### [How to complete this task]
Copy each entry below unchanged; the images do not go in the copy.

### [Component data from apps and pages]
---------------

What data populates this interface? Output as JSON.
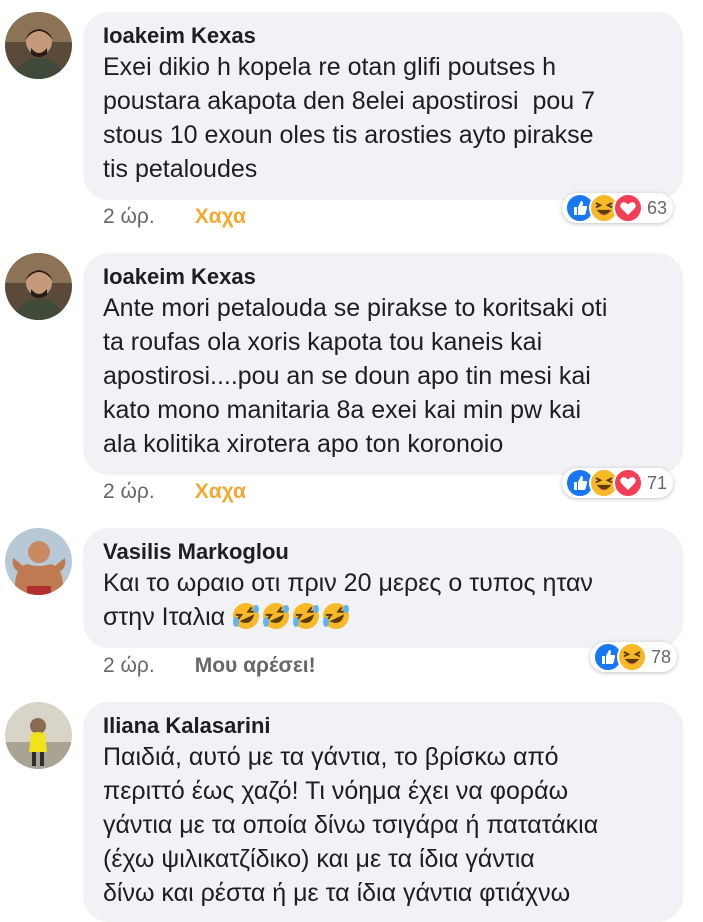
{
  "comments": [
    {
      "name": "Ioakeim Kexas",
      "text": "Exei dikio h kopela re otan glifi poutses h\npoustara akapota den 8elei apostirosi  pou 7\nstous 10 exoun oles tis arosties ayto pirakse\ntis petaloudes",
      "time": "2 ώρ.",
      "my_reaction": "Χαχα",
      "reaction_count": "63",
      "reaction_icons": [
        "like-icon",
        "haha-icon",
        "love-icon"
      ]
    },
    {
      "name": "Ioakeim Kexas",
      "text": "Ante mori petalouda se pirakse to koritsaki oti\nta roufas ola xoris kapota tou kaneis kai\napostirosi....pou an se doun apo tin mesi kai\nkato mono manitaria 8a exei kai min pw kai\nala kolitika xirotera apo ton koronoio",
      "time": "2 ώρ.",
      "my_reaction": "Χαχα",
      "reaction_count": "71",
      "reaction_icons": [
        "like-icon",
        "haha-icon",
        "love-icon"
      ]
    },
    {
      "name": "Vasilis Markoglou",
      "text_line1": "Και το ωραιο οτι πριν 20 μερες ο τυπος ηταν",
      "text_line2": "στην Ιταλια",
      "time": "2 ώρ.",
      "like_label": "Μου αρέσει!",
      "reaction_count": "78",
      "reaction_icons": [
        "like-icon",
        "haha-icon"
      ]
    },
    {
      "name": "Iliana Kalasarini",
      "text": "Παιδιά, αυτό με τα γάντια, το βρίσκω από\nπεριττό έως χαζό! Τι νόημα έχει να φοράω\nγάντια με τα οποία δίνω τσιγάρα ή πατατάκια\n(έχω ψιλικατζίδικο) και με τα ίδια γάντια\nδίνω και ρέστα ή με τα ίδια γάντια φτιάχνω"
    }
  ],
  "colors": {
    "bubble": "#f0f2f5",
    "haha_text": "#f2a931",
    "like_blue": "#1877f2",
    "love_red": "#f33e58",
    "haha_yellow": "#f7b125"
  }
}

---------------

### [Solution for this task]
What data populates this interface? Output as JSON.
{
  "comments": [
    {
      "name": "Ioakeim Kexas",
      "text": "Exei dikio h kopela re otan glifi poutses h\npoustara akapota den 8elei apostirosi  pou 7\nstous 10 exoun oles tis arosties ayto pirakse\ntis petaloudes",
      "time": "2 ώρ.",
      "my_reaction": "Χαχα",
      "reaction_count": "63",
      "reaction_icons": [
        "like-icon",
        "haha-icon",
        "love-icon"
      ]
    },
    {
      "name": "Ioakeim Kexas",
      "text": "Ante mori petalouda se pirakse to koritsaki oti\nta roufas ola xoris kapota tou kaneis kai\napostirosi....pou an se doun apo tin mesi kai\nkato mono manitaria 8a exei kai min pw kai\nala kolitika xirotera apo ton koronoio",
      "time": "2 ώρ.",
      "my_reaction": "Χαχα",
      "reaction_count": "71",
      "reaction_icons": [
        "like-icon",
        "haha-icon",
        "love-icon"
      ]
    },
    {
      "name": "Vasilis Markoglou",
      "text_line1": "Και το ωραιο οτι πριν 20 μερες ο τυπος ηταν",
      "text_line2": "στην Ιταλια",
      "time": "2 ώρ.",
      "like_label": "Μου αρέσει!",
      "reaction_count": "78",
      "reaction_icons": [
        "like-icon",
        "haha-icon"
      ]
    },
    {
      "name": "Iliana Kalasarini",
      "text": "Παιδιά, αυτό με τα γάντια, το βρίσκω από\nπεριττό έως χαζό! Τι νόημα έχει να φοράω\nγάντια με τα οποία δίνω τσιγάρα ή πατατάκια\n(έχω ψιλικατζίδικο) και με τα ίδια γάντια\nδίνω και ρέστα ή με τα ίδια γάντια φτιάχνω"
    }
  ],
  "colors": {
    "bubble": "#f0f2f5",
    "haha_text": "#f2a931",
    "like_blue": "#1877f2",
    "love_red": "#f33e58",
    "haha_yellow": "#f7b125"
  }
}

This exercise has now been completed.